“The speed of future growth is hence uncertain, but ongoing long-term impressive growth will continue. The extremely high growth rates in earlier years were a result of very low starting volumes, but as volumes increase the growth rates will decline, even though in absolute terms impressive growth will continue.”
Germany stood out due to its rate of growth. We asked if there was a specific catalyst.
“P2P Consumer Lending, for the most part, was responsible for the jump in Germany’s volume,” explained Ziegler. “This model grew by 79% from €181.5m in 2016 to €325.3m in 2017. Activity was primarily driven by a large increase in the volume of one key platform.”
According to the report, institutional investment dropped precipitously (over 50%) in the equity-based crowdfunding model. Is this a concerning sign?
Zeigler said that while both institutional investment and overall volume for equity-based crowdfunding shrank in 2017, this does not necessarily mean that this model will not improve in 2018. Since this model complements traditional angel and seed-level investment activities, it is important to view this model within the broader European VC and PE activities that went on in 2017.
In 2017, while deal size was on the rise, the number of early-stage deals fell. As such, it is not surprising that early-stage investments across European Equity-based Crowdfunding models followed similar trends for 2017. While institutional involvement in Equity-based crowdfunding decreased, the involvement of retail investors remained steady.
“The high entry barriers in most countries and the limitations on the promotion of offerings pose serious challenges for platforms in this sphere. In most cases, platform requirements have been very similar to those of traditional investment firms, which lead to traditional thinking and biases even among platforms who do operate. In addition, this also leads to a certain degree of platforms using regulation to block entry of new entrants and focus on relatively large ticket campaigns. All of these together pose a certain departure from idealistic notions of opening up the market and democratizing it, and the results are slower growth overall.”
We asked if Brexit having an impact in the UK as well as continental Europe. Zeigler said, while it is possible, it is too early to say what the impact is or may be. Zeigler noted that the UK continued to grow and made up the largest share of total regional volume – though this decreased from 81% in 2016 to 73% in 2017.
“Interestingly, 2017 saw a lot of internationalization of platform operations, with UK firms operating across Europe significantly. We also recorded a number of strong EU firms driving UK-fundraiser volumes. At present, firms are able to take advantage of certain harmonized rules but we don’t know how Brexit will affect this once the UK leaves the EU. We do know that several British platforms operating outside of the UK have developed contingency plans. Additionally, some countries have noted increased interest by British platforms opening offices to utilize passporting rules.”

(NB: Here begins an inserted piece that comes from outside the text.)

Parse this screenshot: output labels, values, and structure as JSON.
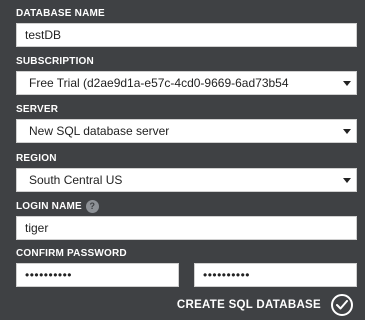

The European Commission continues to discuss the creation of a pan-European securities crowdfunding exemption. This policy aligns with CMU but, as of yet, has not occurred. So will a single market online capital formation approach help to drive sector growth and utilization?
“In general, unified regulation would establish a helpful baseline for regulating the sector in regions that are still developing or have not yet implemented guidelines for operating in the market,” said Ziegler. “It should help continue to drive sector growth – particularly through equalizing international barriers to entry for platforms with newer markets. Moreover, platform survival depends on ability to reach scale, which remains a challenge in most small countries in relying only on domestic market. Harmonization of regulation will help increase volumes, experience and actual funding for projects currently underfunded.”